MATERIAL FOR THIS TASK: Begin

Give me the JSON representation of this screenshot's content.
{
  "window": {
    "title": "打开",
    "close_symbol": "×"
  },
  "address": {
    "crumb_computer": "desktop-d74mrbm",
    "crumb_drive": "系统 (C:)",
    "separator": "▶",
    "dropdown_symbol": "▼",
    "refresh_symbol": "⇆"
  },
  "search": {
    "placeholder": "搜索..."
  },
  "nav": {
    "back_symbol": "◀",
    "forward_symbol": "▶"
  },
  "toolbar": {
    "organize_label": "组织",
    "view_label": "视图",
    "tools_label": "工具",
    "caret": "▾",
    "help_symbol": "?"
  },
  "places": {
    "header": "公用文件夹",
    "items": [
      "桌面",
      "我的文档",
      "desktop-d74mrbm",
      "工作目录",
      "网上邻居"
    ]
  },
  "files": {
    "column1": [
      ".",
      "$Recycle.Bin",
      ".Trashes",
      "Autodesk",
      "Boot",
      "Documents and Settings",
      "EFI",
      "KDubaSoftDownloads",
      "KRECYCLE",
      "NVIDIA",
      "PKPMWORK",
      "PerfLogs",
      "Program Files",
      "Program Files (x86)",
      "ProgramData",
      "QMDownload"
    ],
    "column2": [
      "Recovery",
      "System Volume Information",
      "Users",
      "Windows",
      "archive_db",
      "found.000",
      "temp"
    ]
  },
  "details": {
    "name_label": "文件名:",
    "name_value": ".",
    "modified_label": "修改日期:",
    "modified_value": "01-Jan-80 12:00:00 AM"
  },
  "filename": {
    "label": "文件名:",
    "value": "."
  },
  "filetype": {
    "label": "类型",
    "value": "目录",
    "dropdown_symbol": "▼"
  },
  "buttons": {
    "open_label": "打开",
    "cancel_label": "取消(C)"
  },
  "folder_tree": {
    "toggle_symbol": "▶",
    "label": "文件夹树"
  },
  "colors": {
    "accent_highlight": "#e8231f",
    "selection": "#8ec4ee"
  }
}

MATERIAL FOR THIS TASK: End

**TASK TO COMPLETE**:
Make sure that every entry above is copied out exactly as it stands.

**EXERCISE OUTPUT**:
Give me the JSON representation of this screenshot's content.
{
  "window": {
    "title": "打开",
    "close_symbol": "×"
  },
  "address": {
    "crumb_computer": "desktop-d74mrbm",
    "crumb_drive": "系统 (C:)",
    "separator": "▶",
    "dropdown_symbol": "▼",
    "refresh_symbol": "⇆"
  },
  "search": {
    "placeholder": "搜索..."
  },
  "nav": {
    "back_symbol": "◀",
    "forward_symbol": "▶"
  },
  "toolbar": {
    "organize_label": "组织",
    "view_label": "视图",
    "tools_label": "工具",
    "caret": "▾",
    "help_symbol": "?"
  },
  "places": {
    "header": "公用文件夹",
    "items": [
      "桌面",
      "我的文档",
      "desktop-d74mrbm",
      "工作目录",
      "网上邻居"
    ]
  },
  "files": {
    "column1": [
      ".",
      "$Recycle.Bin",
      ".Trashes",
      "Autodesk",
      "Boot",
      "Documents and Settings",
      "EFI",
      "KDubaSoftDownloads",
      "KRECYCLE",
      "NVIDIA",
      "PKPMWORK",
      "PerfLogs",
      "Program Files",
      "Program Files (x86)",
      "ProgramData",
      "QMDownload"
    ],
    "column2": [
      "Recovery",
      "System Volume Information",
      "Users",
      "Windows",
      "archive_db",
      "found.000",
      "temp"
    ]
  },
  "details": {
    "name_label": "文件名:",
    "name_value": ".",
    "modified_label": "修改日期:",
    "modified_value": "01-Jan-80 12:00:00 AM"
  },
  "filename": {
    "label": "文件名:",
    "value": "."
  },
  "filetype": {
    "label": "类型",
    "value": "目录",
    "dropdown_symbol": "▼"
  },
  "buttons": {
    "open_label": "打开",
    "cancel_label": "取消(C)"
  },
  "folder_tree": {
    "toggle_symbol": "▶",
    "label": "文件夹树"
  },
  "colors": {
    "accent_highlight": "#e8231f",
    "selection": "#8ec4ee"
  }
}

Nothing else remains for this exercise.